In such cases it is sometimes possible to request a speeding ticket deferral or deferred ticket in lieu of outright contesting the ticket and charges against you. What is a speeding ticket deferral and how does a deferred ticket help you?

Ask for a Ticket Deferral
Back 4 of 4

A deferral helps you avoid points accruing against your driving record which lead to higher insurance rates and possible license suspensions. 

Requesting a deferral is an admission of guilt in many ways. Therefore deferral requests have both pros and cons. Why should you request a deferral? Paying your fine without any resistance is a concrete admission of guilt from the perspective of any traffic court. 

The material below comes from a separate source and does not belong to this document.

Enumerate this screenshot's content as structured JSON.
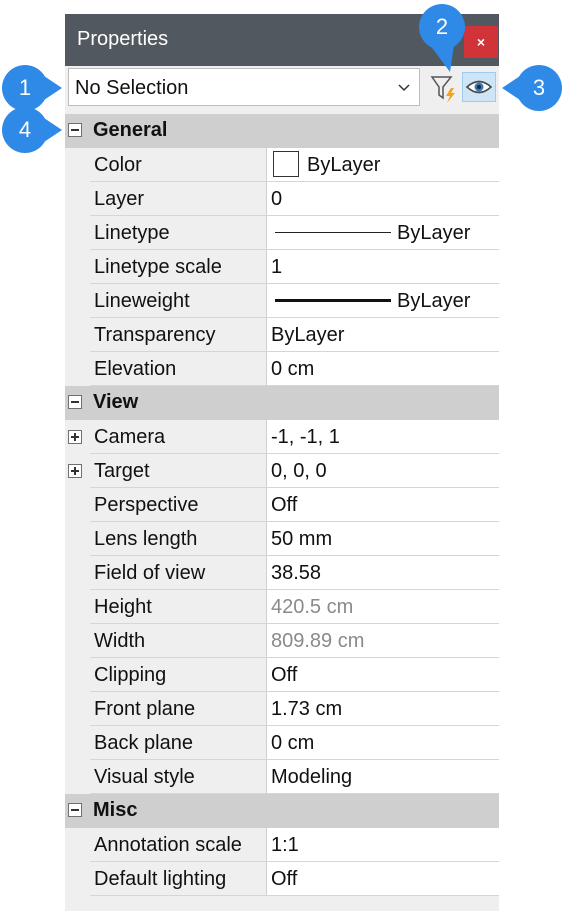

Requesting a mitigation hearing implies you admit to what happened but claim extenuating circumstances beyond your control caused the infraction. A Contested Hearing is an official proclamation of your innocence in which you attempt to have all charges completely dismissed. Requesting a deferral is a way of stating to the court you are an otherwise good driver who committed an anomalous error. A deferred ticket request is also a request for leniency and reduced charges.

Ticket deferral is not an option for numerous violations as per various state laws. One benefit of receiving a ticket deferral involves not having the points associated with your traffic violation assessed to your driving record. Deferrals also legally relieve you of the requirement to pay the fine(s) associated with your traffic violation, albeit with strict and specific conditions attached. Cons of ticket deferrals also exist. Court costs and administration fees are charged to you whether you win your deferral case or not. 

Losing your case means you are required to pay your fines plus all court costs pursuant to your deferral hearing. If you are cited for any other traffic violation during your deferral grace period (usually one year in length) you will be required to pay previously rescinded fines. In the latter case all points associated with your initial infraction will also be reassessed to your driving record. Deferrals are also limited to one per driver per every seven years.

Once you receive a deferral you lose the chance to request another one for a heavier subsequent point-laden traffic violation until seven years go by. Winning your deferral case gets you out of paying fines, however, and saves you multiple potential issues going forward as an active driver in your state.

Back 4 of 4